To me, and I suspect to many others, absence usually means empty, nothing, not here. For someone to be absent means they, you, or I are not present.  However, if as Mr. Whyte suggests, absence has shape we begin to imagine what this shape looks like and what fills it, and as he says "...what you're going to pass on and leave behind you..."  Looking at the big picture, "What is a person's legacy?" 

However, there are smaller shapes of absence.  What about when we simply walk out of a room or leave a building?  What do we leave behind?  How about simply passing someone on a sidewalk or even on a highway at a much faster speed?  What is the impression or shape we leave for those who stay?  Is it pleasant, kind, positive, cheerful, encouraging?  Or, do we leave a trail of fears and tears?

Of course all of the small shapes end up becoming the substance of our larger shape of absence. The truth is, like it or not, we leave a shape of absence.  What that shape looks and feels like is determined by whether or not we are actually engaged and aware while present.  The way in which we are missed and remembered is in many ways equal to the way we participate here and now.  This is also the way we miss and remember those whose absent shapes we experience and eventually inhabit.

As the season of Easter continues, perhaps one way to explore Jesus' resurrection is by embracing the empty tomb as the shape of Jesus' absence.  Jesus leaves a shape of love, compassion, forgiveness, and justice which we are invited to enter, inhabit, and live.  By doing so we then create similar shapes of absence for those whom we encounter along life's way.  Is this perhaps what Jesus means when saying, "Follow me?"  Isn't he inviting us into the shape of his absence?   

1 comment:

  1. In taking on the shape of others' absence, we are choosing to fill a time and space with what matters most to them. By our choice, we declare that it also matters to us.

    St. John of Chrysystom once wrote: "Those whom we've loved and lost are no longer where they once were.
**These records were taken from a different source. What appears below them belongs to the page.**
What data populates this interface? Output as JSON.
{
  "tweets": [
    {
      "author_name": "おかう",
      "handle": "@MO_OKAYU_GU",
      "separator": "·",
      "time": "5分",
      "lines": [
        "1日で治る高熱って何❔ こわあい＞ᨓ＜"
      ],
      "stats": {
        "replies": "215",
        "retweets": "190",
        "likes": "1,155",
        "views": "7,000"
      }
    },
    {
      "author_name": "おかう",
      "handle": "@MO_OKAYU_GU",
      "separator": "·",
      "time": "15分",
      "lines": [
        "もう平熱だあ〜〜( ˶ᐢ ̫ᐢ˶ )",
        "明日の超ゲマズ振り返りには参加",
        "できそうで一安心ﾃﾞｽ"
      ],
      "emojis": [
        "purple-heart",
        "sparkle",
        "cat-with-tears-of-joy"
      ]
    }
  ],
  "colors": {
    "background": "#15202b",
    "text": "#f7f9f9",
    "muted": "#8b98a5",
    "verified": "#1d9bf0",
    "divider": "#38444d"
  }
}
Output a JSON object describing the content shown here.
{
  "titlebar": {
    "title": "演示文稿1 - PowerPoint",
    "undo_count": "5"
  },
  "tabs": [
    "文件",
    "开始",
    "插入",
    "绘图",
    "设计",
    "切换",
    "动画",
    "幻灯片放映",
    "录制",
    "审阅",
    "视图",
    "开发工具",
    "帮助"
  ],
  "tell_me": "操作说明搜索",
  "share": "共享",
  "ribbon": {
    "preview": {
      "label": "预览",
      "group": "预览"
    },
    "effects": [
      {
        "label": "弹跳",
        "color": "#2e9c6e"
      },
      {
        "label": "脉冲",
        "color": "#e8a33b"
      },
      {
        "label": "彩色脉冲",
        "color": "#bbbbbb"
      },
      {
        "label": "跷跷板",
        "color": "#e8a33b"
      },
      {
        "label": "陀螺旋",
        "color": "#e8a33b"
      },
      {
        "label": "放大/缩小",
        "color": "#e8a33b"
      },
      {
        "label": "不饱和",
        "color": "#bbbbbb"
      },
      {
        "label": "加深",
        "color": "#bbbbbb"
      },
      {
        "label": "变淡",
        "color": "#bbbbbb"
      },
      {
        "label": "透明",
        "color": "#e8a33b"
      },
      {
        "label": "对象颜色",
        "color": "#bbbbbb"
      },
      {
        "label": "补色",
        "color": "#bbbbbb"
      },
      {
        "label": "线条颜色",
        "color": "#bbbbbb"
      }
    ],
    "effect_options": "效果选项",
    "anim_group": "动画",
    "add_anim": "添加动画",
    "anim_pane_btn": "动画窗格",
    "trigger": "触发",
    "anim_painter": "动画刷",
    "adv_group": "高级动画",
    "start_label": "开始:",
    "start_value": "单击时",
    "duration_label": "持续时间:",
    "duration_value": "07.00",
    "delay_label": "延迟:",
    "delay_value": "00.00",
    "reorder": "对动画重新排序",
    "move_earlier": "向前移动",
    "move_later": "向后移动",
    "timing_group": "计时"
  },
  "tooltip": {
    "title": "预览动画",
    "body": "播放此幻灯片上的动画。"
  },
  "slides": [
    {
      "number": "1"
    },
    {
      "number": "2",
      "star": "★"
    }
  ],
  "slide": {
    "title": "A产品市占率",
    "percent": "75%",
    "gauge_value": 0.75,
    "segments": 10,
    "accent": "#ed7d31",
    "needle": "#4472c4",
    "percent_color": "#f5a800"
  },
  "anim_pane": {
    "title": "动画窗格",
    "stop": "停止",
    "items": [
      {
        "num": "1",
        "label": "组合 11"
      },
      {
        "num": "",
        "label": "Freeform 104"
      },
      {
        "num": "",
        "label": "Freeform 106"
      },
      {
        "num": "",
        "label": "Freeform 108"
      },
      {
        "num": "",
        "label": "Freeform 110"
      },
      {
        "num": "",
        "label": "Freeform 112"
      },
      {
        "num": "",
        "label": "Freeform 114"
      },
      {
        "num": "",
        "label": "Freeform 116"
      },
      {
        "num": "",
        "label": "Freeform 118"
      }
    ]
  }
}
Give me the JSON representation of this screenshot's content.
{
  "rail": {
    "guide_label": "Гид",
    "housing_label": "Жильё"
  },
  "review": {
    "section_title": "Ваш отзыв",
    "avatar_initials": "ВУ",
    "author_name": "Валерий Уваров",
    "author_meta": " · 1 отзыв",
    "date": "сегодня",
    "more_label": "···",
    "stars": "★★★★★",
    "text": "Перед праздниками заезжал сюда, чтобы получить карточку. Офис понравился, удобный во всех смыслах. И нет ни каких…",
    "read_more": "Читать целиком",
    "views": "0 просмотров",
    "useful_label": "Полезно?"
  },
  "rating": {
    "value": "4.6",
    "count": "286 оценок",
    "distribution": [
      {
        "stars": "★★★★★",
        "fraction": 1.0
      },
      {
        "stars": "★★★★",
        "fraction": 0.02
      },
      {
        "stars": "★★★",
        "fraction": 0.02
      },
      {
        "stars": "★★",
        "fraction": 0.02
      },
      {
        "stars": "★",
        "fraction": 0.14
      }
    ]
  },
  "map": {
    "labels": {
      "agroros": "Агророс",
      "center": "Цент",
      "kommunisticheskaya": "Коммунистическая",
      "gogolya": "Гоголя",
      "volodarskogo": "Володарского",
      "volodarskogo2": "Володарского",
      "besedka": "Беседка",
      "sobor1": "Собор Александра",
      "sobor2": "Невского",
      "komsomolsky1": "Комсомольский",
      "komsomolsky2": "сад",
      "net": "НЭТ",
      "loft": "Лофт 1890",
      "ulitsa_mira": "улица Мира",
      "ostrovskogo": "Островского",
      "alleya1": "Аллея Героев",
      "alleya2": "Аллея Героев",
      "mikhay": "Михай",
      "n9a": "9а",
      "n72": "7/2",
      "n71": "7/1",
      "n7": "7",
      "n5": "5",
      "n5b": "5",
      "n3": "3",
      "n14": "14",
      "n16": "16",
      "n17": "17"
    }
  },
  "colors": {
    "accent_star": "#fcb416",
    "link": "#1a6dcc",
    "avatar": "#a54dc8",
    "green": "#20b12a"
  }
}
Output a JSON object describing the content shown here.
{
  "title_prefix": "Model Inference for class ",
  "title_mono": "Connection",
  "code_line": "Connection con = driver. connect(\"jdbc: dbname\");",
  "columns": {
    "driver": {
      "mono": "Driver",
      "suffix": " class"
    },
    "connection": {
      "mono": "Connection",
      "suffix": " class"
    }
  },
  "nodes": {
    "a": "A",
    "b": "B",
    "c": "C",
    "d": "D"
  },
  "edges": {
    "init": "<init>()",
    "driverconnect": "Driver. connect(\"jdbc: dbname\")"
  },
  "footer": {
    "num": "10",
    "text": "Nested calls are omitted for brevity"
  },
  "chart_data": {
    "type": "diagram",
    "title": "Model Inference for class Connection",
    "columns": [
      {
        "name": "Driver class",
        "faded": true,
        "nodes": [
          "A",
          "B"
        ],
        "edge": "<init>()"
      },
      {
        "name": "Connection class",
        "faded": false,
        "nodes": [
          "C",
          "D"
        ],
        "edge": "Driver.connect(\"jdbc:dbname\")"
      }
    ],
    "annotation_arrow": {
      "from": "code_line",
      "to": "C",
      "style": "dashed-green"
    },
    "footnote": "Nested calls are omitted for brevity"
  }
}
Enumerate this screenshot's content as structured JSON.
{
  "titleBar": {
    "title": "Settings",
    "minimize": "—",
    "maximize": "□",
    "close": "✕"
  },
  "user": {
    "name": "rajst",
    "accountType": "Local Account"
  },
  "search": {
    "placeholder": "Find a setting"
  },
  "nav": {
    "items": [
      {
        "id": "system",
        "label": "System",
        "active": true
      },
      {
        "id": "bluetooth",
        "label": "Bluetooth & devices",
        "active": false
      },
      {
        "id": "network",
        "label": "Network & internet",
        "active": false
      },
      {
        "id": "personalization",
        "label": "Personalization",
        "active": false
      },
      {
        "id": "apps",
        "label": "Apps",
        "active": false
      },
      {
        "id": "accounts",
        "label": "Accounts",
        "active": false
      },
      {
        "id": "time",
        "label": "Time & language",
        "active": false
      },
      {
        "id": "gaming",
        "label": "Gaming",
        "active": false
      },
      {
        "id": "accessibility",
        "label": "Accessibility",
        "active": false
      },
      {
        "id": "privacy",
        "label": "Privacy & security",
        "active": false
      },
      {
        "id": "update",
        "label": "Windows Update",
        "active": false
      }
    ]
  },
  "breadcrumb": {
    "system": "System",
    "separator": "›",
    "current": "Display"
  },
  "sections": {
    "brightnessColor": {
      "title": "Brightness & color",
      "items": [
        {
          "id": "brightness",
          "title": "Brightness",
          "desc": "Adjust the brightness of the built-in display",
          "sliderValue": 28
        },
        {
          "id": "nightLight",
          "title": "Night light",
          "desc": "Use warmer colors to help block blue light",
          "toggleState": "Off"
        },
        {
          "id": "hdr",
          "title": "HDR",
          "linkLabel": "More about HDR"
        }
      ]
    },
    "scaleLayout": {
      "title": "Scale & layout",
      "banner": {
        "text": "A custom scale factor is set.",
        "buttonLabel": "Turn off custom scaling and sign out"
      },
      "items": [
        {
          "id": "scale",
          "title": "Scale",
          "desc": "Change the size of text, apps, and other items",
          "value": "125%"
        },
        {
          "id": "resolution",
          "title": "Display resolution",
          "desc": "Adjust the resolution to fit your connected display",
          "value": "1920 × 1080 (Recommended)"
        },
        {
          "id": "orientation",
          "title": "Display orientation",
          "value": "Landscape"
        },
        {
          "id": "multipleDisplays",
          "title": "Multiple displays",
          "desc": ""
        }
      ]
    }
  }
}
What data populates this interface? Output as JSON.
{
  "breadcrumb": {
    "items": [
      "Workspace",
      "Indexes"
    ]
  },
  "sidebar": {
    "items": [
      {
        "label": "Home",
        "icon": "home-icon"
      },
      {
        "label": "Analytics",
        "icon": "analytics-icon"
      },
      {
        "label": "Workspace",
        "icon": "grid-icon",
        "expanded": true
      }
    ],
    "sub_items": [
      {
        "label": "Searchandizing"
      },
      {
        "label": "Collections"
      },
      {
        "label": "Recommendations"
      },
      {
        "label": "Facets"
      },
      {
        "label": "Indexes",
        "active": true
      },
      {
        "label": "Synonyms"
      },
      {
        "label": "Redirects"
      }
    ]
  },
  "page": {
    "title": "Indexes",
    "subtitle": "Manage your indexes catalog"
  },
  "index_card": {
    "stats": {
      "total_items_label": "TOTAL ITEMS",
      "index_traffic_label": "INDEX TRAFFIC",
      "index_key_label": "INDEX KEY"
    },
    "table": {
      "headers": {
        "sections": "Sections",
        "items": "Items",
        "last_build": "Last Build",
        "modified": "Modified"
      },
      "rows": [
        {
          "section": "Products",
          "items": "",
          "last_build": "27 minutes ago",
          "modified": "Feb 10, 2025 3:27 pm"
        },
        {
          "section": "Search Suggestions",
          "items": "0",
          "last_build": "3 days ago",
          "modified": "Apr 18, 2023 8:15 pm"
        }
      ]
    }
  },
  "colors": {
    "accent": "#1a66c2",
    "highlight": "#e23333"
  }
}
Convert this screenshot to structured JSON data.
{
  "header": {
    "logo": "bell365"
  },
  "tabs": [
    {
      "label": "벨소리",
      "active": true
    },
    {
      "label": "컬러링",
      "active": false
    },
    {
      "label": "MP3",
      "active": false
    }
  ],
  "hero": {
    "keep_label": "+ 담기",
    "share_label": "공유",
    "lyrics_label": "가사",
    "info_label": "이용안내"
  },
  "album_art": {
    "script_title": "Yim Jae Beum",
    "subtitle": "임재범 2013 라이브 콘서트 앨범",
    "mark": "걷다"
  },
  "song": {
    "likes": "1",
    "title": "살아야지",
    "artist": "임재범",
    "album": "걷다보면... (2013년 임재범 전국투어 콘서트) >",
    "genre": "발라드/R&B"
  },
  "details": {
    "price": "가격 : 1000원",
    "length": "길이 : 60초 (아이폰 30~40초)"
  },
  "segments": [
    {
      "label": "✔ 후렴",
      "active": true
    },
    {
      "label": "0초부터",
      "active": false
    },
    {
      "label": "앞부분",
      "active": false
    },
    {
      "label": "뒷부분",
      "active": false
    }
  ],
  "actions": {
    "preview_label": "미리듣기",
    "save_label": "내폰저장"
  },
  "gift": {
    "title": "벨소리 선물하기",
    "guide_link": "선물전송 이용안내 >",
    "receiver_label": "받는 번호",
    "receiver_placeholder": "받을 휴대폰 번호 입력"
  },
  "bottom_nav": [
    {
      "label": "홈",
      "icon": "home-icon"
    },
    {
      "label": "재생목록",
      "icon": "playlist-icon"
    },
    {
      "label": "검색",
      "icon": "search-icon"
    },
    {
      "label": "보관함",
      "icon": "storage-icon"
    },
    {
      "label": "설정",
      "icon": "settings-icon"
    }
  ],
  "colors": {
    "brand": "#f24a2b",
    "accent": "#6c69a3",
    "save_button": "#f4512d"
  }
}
They are now wherever we are."
    Maybe he was trying to describe our taking up the mantle of the shape of their absence.

    Thank you for sharing.